It increases bone strength and growth
While there are many benefits outside of just Vitamin D, quite a few of them are centred around this powerful vitamin. The improved health of your bones is another major one. Again, it can be difficult to see how getting a bit more sunlight can make the bones inside your body stronger, but there is strong science to back it up.
As nutritionist Brooke Zigler points out, your body needs vitamin D to absorb calcium and help with bone growth and as we have already covered, sunlight is by far the most potent and efficient way of receiving the sunlight that you need. Not getting enough Vitamin D has been linked to a number of issues including decreased bone density, muscle aches, mood disorders, and a weaker immune system, to name just a few.
It strengthens your immune system
This is another point where Vitamin D comes in strong.
As Dr Roizen states: “Inadequate levels of this vitamin have been associated with an increased rate of infection, cancer, and mortality rate after surgery.”
Whether you are in the vulnerable post-surgery state or simply going about your day-to-day life, getting Vitamin D from sunlight is going to greatly contribute to your overall health.
It may reduce the risk of melanoma
Melanoma is the type of skin cancer that the sun is usually associated with. You’re excused if you needed to read that benefit again.
Exposure to sunlight may reduce your risk of melanoma, the cancer that arises from too much sun.
While an excessive amount of sunlight can and does lead to the skin cancer melanoma, safe levels of sun exposure may actually protect you from developing skin cancer.
A study published in the Lancet Journal found that when the skin is exposed to the sun’s UVB rays, there is an association with a decreased risk of melanoma. The research found that outdoor workers who were exposed to regular sunlight had a lower risk of developing skin cancer compared to their indoor counterparts.
It may be the case then that hiding from the sun at every opportunity makes you more vulnerable to the sun when you actually do get exposed to it. Whereas constant exposure at safe levels makes you less at risk. Kind of makes sense.
Disclaimer and some sensible advice
Of course, this whole article is arguing that the sun doesn’t deserve all of the bad press that it regularly gets. Sunlight is essential to our health and wellbeing and hiding from this ‘painted villain’ isn’t going to do you any good. I hope that this article has managed to point that out to you.
However, the risks posed by unsafe levels and durations of exposure are also very well-documented. While you should get some sunlight on your skin whenever you can to reap the benefits, sunbathing all day without sun lotion wouldn’t be your smartest idea. As a guideline, the NIH recommends women aged 15-60 get 15 mcg per day of vitamin D. If we revisit the advice of our nutritionist friend Zigler from earlier, she says that you can generally get this from just five to 10 minutes of sun exposure two to three times a week – no need to bask in the sun all day.
Also, in a study published in the British Journal of Dermatology, they found that you can get protective benefits of sunscreen without compromising vitamin D levels.
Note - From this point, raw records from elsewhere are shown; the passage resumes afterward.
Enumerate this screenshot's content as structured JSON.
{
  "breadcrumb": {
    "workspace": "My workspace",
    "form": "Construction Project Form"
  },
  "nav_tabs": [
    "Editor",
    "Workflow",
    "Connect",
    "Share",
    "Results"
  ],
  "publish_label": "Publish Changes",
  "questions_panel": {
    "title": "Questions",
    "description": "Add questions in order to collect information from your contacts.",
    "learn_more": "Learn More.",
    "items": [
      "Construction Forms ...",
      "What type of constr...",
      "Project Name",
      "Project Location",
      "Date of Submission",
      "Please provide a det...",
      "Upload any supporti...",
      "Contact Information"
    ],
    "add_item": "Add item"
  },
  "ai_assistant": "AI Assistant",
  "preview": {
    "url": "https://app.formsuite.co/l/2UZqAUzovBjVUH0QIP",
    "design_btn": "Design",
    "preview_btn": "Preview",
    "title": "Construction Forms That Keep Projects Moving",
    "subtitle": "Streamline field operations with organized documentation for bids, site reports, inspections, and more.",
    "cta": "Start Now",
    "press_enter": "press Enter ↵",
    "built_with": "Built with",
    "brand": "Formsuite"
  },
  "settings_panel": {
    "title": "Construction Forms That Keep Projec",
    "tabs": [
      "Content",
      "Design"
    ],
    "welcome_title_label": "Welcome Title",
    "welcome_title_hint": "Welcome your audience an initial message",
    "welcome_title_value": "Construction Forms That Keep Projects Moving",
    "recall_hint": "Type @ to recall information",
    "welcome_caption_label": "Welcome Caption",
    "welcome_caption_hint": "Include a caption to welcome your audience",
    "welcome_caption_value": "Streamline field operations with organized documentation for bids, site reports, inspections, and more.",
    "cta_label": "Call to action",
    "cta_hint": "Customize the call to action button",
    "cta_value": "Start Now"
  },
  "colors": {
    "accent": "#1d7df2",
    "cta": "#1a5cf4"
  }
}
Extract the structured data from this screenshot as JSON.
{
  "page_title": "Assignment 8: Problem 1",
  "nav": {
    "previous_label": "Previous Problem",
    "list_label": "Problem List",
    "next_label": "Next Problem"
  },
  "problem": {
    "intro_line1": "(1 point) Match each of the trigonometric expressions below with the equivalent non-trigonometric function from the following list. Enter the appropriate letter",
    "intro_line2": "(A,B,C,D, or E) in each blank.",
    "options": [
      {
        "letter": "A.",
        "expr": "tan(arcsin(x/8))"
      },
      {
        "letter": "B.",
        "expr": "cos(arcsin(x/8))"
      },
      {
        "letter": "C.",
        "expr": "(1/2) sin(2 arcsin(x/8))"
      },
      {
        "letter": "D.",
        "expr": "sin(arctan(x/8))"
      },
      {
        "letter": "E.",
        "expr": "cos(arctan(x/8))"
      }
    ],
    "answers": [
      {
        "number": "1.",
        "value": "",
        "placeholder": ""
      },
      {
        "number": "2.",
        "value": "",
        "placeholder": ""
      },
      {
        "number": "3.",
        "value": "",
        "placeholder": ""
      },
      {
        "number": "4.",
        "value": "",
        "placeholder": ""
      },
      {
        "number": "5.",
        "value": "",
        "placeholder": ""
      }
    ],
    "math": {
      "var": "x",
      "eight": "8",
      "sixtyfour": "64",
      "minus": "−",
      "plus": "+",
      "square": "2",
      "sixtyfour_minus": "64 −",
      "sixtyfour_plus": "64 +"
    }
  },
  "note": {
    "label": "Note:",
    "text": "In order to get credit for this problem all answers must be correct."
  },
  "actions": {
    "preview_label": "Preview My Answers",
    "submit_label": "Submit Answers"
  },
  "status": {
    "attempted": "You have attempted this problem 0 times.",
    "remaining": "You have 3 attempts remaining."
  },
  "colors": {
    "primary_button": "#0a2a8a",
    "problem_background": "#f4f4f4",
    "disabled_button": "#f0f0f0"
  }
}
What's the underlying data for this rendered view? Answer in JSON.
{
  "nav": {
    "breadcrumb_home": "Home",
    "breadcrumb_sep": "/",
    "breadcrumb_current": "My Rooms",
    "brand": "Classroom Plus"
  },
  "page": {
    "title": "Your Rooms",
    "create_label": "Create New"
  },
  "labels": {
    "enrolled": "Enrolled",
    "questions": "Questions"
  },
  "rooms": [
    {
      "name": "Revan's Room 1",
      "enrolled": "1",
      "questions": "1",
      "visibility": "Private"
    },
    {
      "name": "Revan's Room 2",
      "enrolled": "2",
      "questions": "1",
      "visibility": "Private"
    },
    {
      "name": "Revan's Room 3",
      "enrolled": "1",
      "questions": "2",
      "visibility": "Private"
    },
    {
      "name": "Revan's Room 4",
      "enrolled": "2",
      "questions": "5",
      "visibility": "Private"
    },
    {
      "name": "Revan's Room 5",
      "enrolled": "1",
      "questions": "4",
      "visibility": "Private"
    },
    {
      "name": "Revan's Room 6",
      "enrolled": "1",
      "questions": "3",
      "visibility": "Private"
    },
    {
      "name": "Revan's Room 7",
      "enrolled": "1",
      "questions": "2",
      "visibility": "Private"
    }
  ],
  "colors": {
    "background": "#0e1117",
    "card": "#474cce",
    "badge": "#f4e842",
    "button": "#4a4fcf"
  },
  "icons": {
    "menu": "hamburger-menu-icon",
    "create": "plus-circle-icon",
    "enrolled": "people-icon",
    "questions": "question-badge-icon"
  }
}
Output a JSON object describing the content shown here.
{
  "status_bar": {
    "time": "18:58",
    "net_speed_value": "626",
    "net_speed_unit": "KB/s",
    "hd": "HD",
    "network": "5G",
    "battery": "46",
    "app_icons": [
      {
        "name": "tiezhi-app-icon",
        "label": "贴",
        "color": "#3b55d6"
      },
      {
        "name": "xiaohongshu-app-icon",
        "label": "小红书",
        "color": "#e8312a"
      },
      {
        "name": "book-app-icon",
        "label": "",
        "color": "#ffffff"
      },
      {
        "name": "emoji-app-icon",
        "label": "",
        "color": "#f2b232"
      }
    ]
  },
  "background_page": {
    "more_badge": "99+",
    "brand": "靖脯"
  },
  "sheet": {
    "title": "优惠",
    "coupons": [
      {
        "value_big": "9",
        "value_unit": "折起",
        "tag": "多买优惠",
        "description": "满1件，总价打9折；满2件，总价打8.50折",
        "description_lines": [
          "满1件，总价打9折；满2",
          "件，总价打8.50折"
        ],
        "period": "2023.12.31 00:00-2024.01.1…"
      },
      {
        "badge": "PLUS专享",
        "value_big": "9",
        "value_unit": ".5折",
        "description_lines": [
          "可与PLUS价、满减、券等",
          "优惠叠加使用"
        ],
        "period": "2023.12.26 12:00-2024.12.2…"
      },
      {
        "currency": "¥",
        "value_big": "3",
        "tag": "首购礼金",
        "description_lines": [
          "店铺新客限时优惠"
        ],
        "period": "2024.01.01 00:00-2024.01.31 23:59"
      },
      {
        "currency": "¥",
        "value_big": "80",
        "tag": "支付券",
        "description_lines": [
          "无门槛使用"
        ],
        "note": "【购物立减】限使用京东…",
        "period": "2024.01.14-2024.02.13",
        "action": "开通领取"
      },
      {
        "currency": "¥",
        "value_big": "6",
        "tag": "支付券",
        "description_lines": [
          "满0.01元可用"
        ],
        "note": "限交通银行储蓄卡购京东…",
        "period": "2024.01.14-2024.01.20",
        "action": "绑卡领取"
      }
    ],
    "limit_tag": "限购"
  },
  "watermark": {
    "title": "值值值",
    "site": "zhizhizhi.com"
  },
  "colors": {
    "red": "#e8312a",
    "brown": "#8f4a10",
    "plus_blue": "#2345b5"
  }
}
It is often feared that putting sun protection on means that you are also blocking the benefits of Vitamin D from the sun’s rays. That doesn’t seem to be the case. Part of their conclusion was that “Sunscreens may be used to prevent sunburn yet allow vitamin D synthesis.” So don’t be afraid of putting on the protective stuff.
No content on this site should ever be used as a substitute for direct medical advice from your doctor or other qualified clinician.